Finds and artefacts that survive in the archaeological record are retrieved in the main by hand and observation as the context they survive in is excavated. Recognising the various types of finds and sub types within artefact group is important to allow the appropriate retrieval of an artefact be undertaken from lifting the item to storage and preparation for removal from site. From fragile material such as woods or other organics or bulk finds like ceramics or perhaps animal bones, you will be able to access and carry out the course of action that best suits the situation.
PRINCIPLE: Understands the recording, safe excavation and storage of artefacts of various materials and fragility.
- Novice – Recognises various artefact types, but would require full supervision and instruction before attempting to lift more complex items.
- Competent – With minimal instruction and supervision, is able to recognise the appropriate method for lifting and handling/packing of an artefact.
- Proficient – Can confidently use the best tool to remove artefact and use the appropriate storage box or bag for the material and type of find.
Never use a tool that is harder than the material you are lifting, always carry wooden tool or brushes for delicate finds
If you can’t lift it without breaking, then consider block lifting. This will allow it to be easier excavated off site where more controlled work can take place.
Bag it, box it or into a tray. the three options that you must consider.
Always consider tne option is to call in a specialist conservator.
A rule of thumb – a small find is something that when you find, it is notable enough for you to tell someone- your 5000th sherd of amphora would pass without comment, but a sherd with a name stamp or graffiti would be a small find.
Don’t put flints in a bag together, then tend to knock together and create more flakes!
Get to know your pottery – it helps to know what and when you are digging!
If it looks fragile, it more than likely is. Photograph it before trying to lift it.
These guidelines are aimed at archaeologists, finds specialists and museum curators who are involved in the planning and publication of archaeological projects with an expected finds assemblage, as well as finds liaison officers and other museum staff advising metal detectorists.
They provide advice on good conservation practice and indicate what project managers should expect from conservation practitioners.

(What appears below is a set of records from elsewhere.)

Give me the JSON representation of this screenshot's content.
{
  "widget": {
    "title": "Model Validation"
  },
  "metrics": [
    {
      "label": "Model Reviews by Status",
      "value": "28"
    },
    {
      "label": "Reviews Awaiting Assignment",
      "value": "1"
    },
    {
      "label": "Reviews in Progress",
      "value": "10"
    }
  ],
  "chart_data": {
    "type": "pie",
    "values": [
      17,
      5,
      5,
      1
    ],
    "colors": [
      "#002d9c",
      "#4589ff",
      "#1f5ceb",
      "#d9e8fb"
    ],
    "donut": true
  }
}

They do not provide detailed practical conservation advice for fieldwork, and should be viewed as companion to other texts such as ‘First Aid for Finds’ Watkinson and Neal 2001: Sadly now sold out
Artefact conservation guide
This guide has been produced by York Archaeological Trust, on behalf of the Portable Antiquities Scheme: